In addition to pounding the gavel, Montenegro is widely recognized for her community service working with youth. She is the past president and co-founder of the El Centro Education Foundation and a member of the California Civic Learning Partnerships Committee. She previously served as president of the Imperial County Bar Association, president of MANA de Imperial Valley, board member of the California Bar Foundation as well as on the boards of numerous nonprofit organizations.

Montenegro is a member of the Federal Magistrate Judges Association, the National Association of Women Judges, and the California Latino Judges Association. She is the co-founder of the Imperial County Superior Court Summer Extern Program.

She is a member of the Federal Magistrate Judges Association Diversity Committee and co-chair of the Diversity Award Committee. She serves as a guest speaker at educational programs sponsored by the Federal Bar Association and actively participates in court-sponsored outreach programs, the Imperial County Mock Trial Competition and the Imperial County Migrant Education Student Speech and Debate Competition.

In 2019, Judge Montenegro oversaw the chartering of the Imperial County Lawyers' Association. She also mentors high school students and prospective law students from Imperial County.

When she was sworn in as a U.S. magistrate judge in 2019, fellow U.S. Magistrate Judge Barbara Major spoke of Montenegro in Stephanie Garcia's story from the "The Desert Review."

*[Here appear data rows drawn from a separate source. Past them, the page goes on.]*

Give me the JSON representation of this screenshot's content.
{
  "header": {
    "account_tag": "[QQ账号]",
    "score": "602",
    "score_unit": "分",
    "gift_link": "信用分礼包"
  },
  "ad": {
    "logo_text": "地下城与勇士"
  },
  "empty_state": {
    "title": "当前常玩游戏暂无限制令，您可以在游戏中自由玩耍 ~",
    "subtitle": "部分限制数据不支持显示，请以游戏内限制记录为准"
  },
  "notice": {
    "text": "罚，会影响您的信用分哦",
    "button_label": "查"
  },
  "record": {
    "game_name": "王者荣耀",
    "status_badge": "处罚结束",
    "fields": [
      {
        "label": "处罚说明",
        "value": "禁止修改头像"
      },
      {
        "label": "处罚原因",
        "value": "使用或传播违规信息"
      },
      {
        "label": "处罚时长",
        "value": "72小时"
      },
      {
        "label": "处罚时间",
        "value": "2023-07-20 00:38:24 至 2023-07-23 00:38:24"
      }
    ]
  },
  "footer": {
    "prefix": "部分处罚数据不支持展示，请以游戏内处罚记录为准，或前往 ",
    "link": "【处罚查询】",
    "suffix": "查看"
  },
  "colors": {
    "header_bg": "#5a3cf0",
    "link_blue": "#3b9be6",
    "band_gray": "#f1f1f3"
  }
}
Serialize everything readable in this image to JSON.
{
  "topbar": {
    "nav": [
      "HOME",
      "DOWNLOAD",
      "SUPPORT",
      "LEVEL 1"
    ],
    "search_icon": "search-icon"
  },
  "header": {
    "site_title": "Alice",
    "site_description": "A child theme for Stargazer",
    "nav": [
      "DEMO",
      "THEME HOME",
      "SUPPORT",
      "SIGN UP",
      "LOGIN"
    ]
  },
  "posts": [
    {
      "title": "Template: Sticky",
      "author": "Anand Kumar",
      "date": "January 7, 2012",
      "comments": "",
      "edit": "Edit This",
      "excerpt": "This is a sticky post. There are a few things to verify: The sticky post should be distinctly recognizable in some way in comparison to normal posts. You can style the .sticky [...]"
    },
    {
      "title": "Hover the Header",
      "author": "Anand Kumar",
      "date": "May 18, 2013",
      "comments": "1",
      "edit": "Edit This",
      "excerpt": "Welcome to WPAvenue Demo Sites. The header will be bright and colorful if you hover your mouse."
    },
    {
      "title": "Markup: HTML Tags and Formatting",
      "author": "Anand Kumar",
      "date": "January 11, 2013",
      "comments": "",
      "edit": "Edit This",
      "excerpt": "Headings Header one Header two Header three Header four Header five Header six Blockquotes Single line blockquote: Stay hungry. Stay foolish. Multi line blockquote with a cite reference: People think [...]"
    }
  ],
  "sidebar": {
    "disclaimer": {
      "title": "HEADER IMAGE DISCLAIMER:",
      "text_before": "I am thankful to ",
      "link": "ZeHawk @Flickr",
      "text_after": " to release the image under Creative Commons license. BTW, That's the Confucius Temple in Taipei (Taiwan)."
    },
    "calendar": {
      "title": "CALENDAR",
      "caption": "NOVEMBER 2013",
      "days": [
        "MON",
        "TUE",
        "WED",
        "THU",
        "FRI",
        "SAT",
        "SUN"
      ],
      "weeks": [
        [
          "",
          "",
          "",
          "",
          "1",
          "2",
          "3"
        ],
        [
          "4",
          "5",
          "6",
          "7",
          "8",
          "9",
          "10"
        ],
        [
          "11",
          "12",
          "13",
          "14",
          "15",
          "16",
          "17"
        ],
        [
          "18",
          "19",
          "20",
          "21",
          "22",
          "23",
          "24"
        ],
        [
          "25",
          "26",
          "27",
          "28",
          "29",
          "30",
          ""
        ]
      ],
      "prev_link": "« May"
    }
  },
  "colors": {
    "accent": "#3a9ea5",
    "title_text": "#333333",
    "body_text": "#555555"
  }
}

"I didn't know Judge Montenegro before she was chosen to be magistrate, and after she was selected, I contacted her and we had lunch. I have to tell you, it was like having lunch with a celebrity," Major said.

"During lunch, I discovered why she knew so many people," Major said. "Initially, Montenegro was born and raised here in the Imperial Valley and is incredibly involved in her community."

She has received numerous honors including one of the 2020 "Women of the Year" for the 40th Senate District, 2012 "Woman of the Year" for the 56th Assembly District, Imperial County Community Foundation Distinguished Philanthropist, Inspirational Community Leader – Iron Woman Award, MANA de Imperial Valley Las Primeras Award and Legacy Award, two-time recipient of the Soroptimist International of El Centro Ruby Award, and the City of El Centro Mardi Gras Queen. In 2019, Judge Montenegro served as the commencement speaker at San Diego State University-Imperial Valley.

Recently, she was named a Distinguished Alumni at Clarion's 2021 Distinguished Awards ceremony and Thomas nominated her for the award.

"Courageous. Confident. Clarion. You gave me the courage and the confidence to dream big and achieve more than I had ever imagined possible," she said.

Judge Montenegro and her husband Joe reside in El Centro, California, with their daughter Miranda, a recent UCLA graduate.


Last Updated 4/25/22